Several previous studies [11, 12, 30, 31] reported some advantages of TLDG over LADG, such as reduced blood loss and faster recovery. However, in our study, we could not confirm the superiority of TLDG in postoperative recovery. Because LADG is performed using a minilaparotomy in the upper abdomen, it requires a longer incision than TLDG. Therefore, some researchers argued that LADG may be associated with greater analgesic use and more pain than TLDG. However, Kim et al.  and our data demonstrated that the small incision used for LADG does not appear to be associated with more pain, a greater inflammatory response, or delayed recovery. In addition, the proximal margin in LADG was shorter than that in TLDG in our study. These results may be related to the nature of LADG as it is difficult to pull the proximal stomach using a narrow incision, which may influence the distance of the proximal margin. It is noteworthy that our data do not reflect the effect of TLDG in patients with a high BMI. Some researchers  reported that the frequency of painkiller usage was higher in obese patients who underwent LADG. This means that TLDG may be more favorable than LADG in obese patients. In our practice, however, we found that TLDG does have some advantages during intraoperative manipulation. First, TLDG is an in situ operation that avoids excessive pulling on the internal organs. When conducting LADG, the gastric stump should be pulled out of the body. This pulling places tremendous stress on the gastric stump and may even lead to tearing of the spleen envelope, causing bleeding. Also, the short gastric blood vessels must be divided, especially in patients with tumors in a high location. Conversely, intracorporeal anastomosis could reduce stress on the gastric stump and retain its blood supply and function. Second, TLDG is more suitable for a “no touch tumor” operation. When conducting LADG, the operator is limited to working through a small incision, which leads to inevitable squeezing of the tumor. There is a higher possibility that the tumor will come into direct contact with the incision.

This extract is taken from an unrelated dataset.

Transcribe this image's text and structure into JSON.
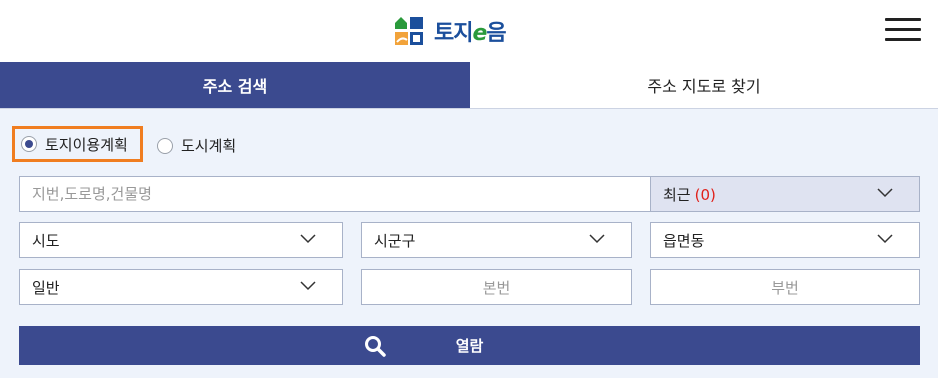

When conducting TLDG, the surgeon can achieve a “zero extrusion”. Finally, in overweight patients, the auxiliary incision of LADG may need to be extended to 8–10 cm. However, when conducting TLDG, the surgeon can simply expand the incision for the 10-mm trocar below the umbilicus to a 3–4 cm semicircle incision around the navel to enable the sample to be removed as the hypogastrium wall has more ductility.